---- MATERIAL FOR THIS TASK

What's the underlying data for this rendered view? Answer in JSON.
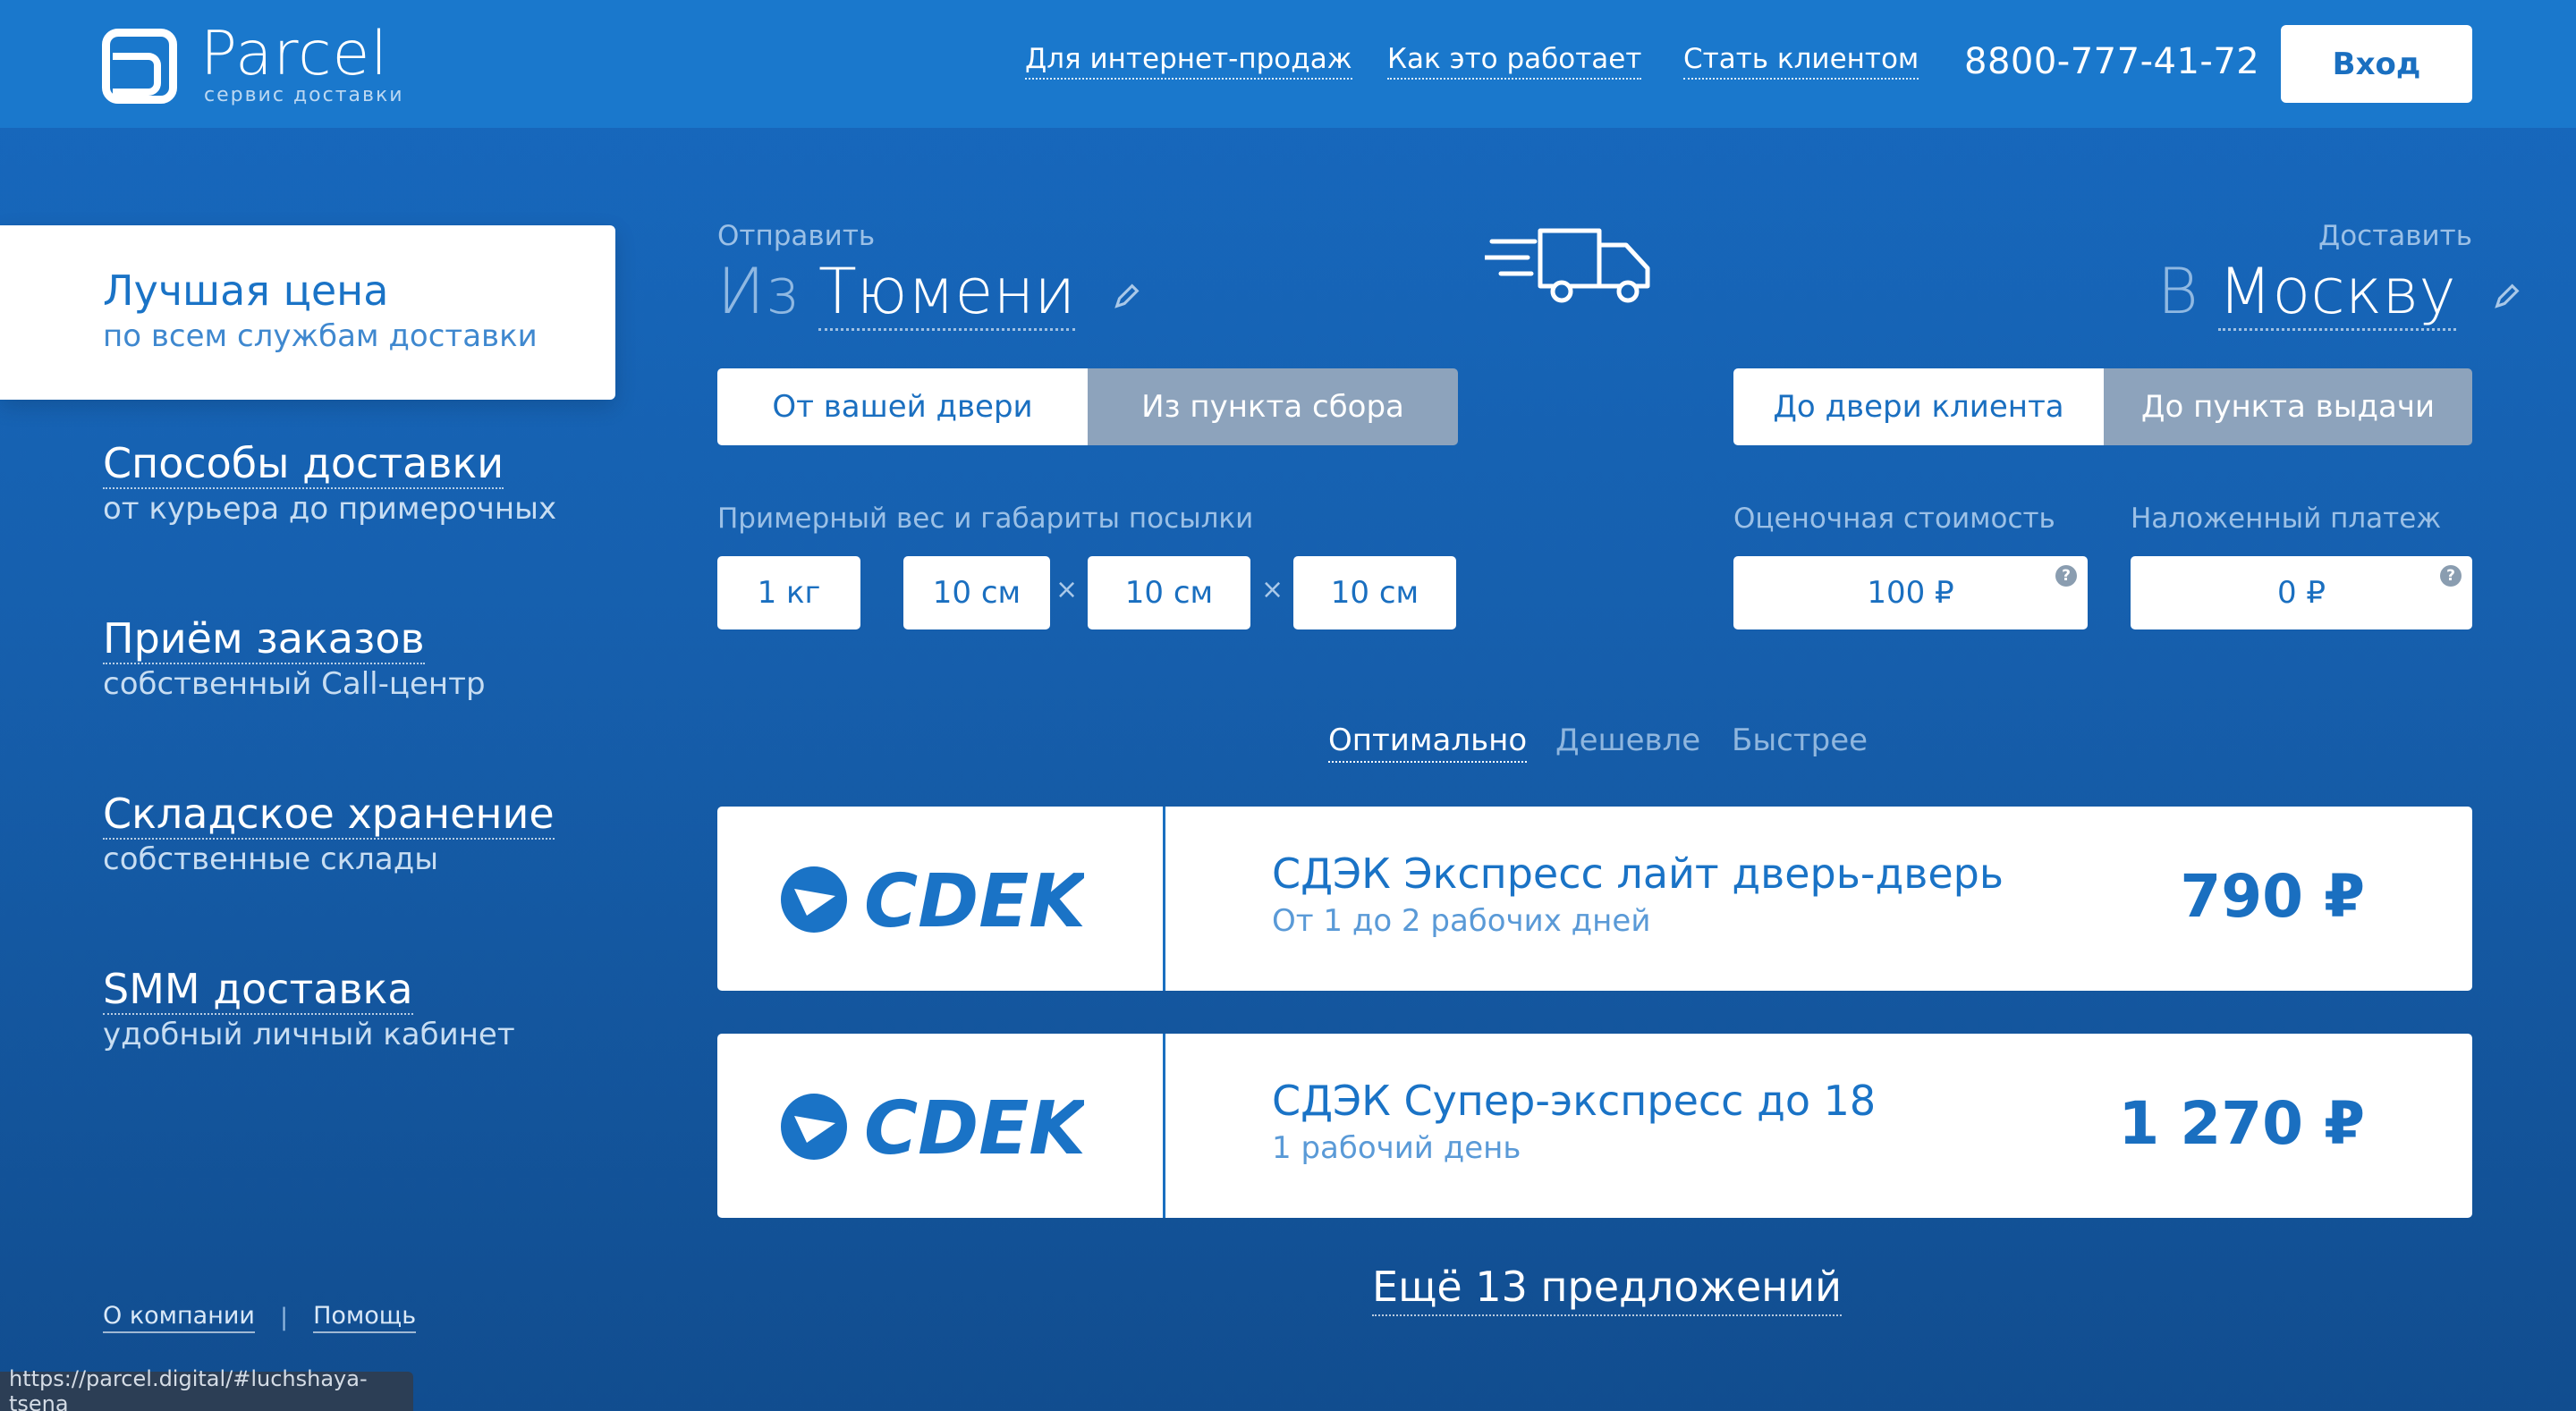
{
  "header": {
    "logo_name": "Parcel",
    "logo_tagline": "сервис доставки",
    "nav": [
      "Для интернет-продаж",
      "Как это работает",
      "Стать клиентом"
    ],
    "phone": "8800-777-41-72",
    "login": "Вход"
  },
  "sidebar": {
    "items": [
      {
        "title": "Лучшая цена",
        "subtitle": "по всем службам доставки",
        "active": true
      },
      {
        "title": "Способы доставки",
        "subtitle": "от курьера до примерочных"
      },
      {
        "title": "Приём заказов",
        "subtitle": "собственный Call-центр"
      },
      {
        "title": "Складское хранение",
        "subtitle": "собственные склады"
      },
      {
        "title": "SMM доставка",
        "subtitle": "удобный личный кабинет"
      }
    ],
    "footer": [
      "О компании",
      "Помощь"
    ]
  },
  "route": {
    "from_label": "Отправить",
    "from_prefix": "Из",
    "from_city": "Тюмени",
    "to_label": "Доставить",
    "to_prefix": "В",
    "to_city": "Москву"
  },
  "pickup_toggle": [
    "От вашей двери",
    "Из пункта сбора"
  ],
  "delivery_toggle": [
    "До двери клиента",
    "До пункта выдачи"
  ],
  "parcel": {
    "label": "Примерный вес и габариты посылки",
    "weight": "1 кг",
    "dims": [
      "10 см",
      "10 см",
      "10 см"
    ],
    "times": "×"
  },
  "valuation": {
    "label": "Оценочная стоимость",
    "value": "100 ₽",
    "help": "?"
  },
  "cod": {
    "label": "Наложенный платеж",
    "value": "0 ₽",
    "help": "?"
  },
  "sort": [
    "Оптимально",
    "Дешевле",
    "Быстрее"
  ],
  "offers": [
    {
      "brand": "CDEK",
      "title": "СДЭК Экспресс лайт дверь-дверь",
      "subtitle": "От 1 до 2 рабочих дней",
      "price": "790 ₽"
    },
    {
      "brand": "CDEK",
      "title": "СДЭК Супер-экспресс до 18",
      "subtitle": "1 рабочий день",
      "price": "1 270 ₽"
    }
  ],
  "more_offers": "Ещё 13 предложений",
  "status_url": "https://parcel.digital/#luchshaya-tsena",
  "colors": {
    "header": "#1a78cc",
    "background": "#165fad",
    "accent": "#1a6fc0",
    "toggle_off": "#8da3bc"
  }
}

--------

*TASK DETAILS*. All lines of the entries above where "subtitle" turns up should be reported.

*TASK SOLUTION*.
        "subtitle": "по всем службам доставки",
        "subtitle": "от курьера до примерочных"
        "subtitle": "собственный Call-центр"
        "subtitle": "собственные склады"
        "subtitle": "удобный личный кабинет"
      "subtitle": "От 1 до 2 рабочих дней",
      "subtitle": "1 рабочий день",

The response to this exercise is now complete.